## Try it
A verbatim copy of all entries is the expected output.

# # #

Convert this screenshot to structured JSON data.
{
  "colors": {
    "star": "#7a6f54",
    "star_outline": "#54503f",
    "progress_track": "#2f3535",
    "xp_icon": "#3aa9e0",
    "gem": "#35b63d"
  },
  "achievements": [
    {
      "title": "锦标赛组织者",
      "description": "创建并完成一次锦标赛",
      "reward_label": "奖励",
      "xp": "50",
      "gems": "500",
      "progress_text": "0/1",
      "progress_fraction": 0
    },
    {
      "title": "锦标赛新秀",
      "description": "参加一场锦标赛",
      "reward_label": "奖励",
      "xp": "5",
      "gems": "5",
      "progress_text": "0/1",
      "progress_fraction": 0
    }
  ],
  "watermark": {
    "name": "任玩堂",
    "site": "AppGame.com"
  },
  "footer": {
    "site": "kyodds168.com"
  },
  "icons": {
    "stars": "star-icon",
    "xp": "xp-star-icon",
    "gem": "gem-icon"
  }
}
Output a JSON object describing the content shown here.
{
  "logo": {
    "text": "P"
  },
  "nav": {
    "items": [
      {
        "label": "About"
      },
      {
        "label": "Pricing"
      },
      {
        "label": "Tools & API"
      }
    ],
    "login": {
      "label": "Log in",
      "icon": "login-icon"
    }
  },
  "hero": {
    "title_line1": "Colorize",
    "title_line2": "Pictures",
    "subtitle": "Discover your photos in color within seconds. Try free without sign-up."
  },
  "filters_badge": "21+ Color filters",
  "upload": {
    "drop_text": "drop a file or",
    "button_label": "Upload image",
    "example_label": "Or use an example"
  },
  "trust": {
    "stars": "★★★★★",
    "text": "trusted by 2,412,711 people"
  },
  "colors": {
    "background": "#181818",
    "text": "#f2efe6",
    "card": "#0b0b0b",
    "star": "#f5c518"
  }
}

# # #

## Response area
Convert this screenshot to structured JSON data.
{
  "colors": {
    "star": "#7a6f54",
    "star_outline": "#54503f",
    "progress_track": "#2f3535",
    "xp_icon": "#3aa9e0",
    "gem": "#35b63d"
  },
  "achievements": [
    {
      "title": "锦标赛组织者",
      "description": "创建并完成一次锦标赛",
      "reward_label": "奖励",
      "xp": "50",
      "gems": "500",
      "progress_text": "0/1",
      "progress_fraction": 0
    },
    {
      "title": "锦标赛新秀",
      "description": "参加一场锦标赛",
      "reward_label": "奖励",
      "xp": "5",
      "gems": "5",
      "progress_text": "0/1",
      "progress_fraction": 0
    }
  ],
  "watermark": {
    "name": "任玩堂",
    "site": "AppGame.com"
  },
  "footer": {
    "site": "kyodds168.com"
  },
  "icons": {
    "stars": "star-icon",
    "xp": "xp-star-icon",
    "gem": "gem-icon"
  }
}
Output a JSON object describing the content shown here.
{
  "logo": {
    "text": "P"
  },
  "nav": {
    "items": [
      {
        "label": "About"
      },
      {
        "label": "Pricing"
      },
      {
        "label": "Tools & API"
      }
    ],
    "login": {
      "label": "Log in",
      "icon": "login-icon"
    }
  },
  "hero": {
    "title_line1": "Colorize",
    "title_line2": "Pictures",
    "subtitle": "Discover your photos in color within seconds. Try free without sign-up."
  },
  "filters_badge": "21+ Color filters",
  "upload": {
    "drop_text": "drop a file or",
    "button_label": "Upload image",
    "example_label": "Or use an example"
  },
  "trust": {
    "stars": "★★★★★",
    "text": "trusted by 2,412,711 people"
  },
  "colors": {
    "background": "#181818",
    "text": "#f2efe6",
    "card": "#0b0b0b",
    "star": "#f5c518"
  }
}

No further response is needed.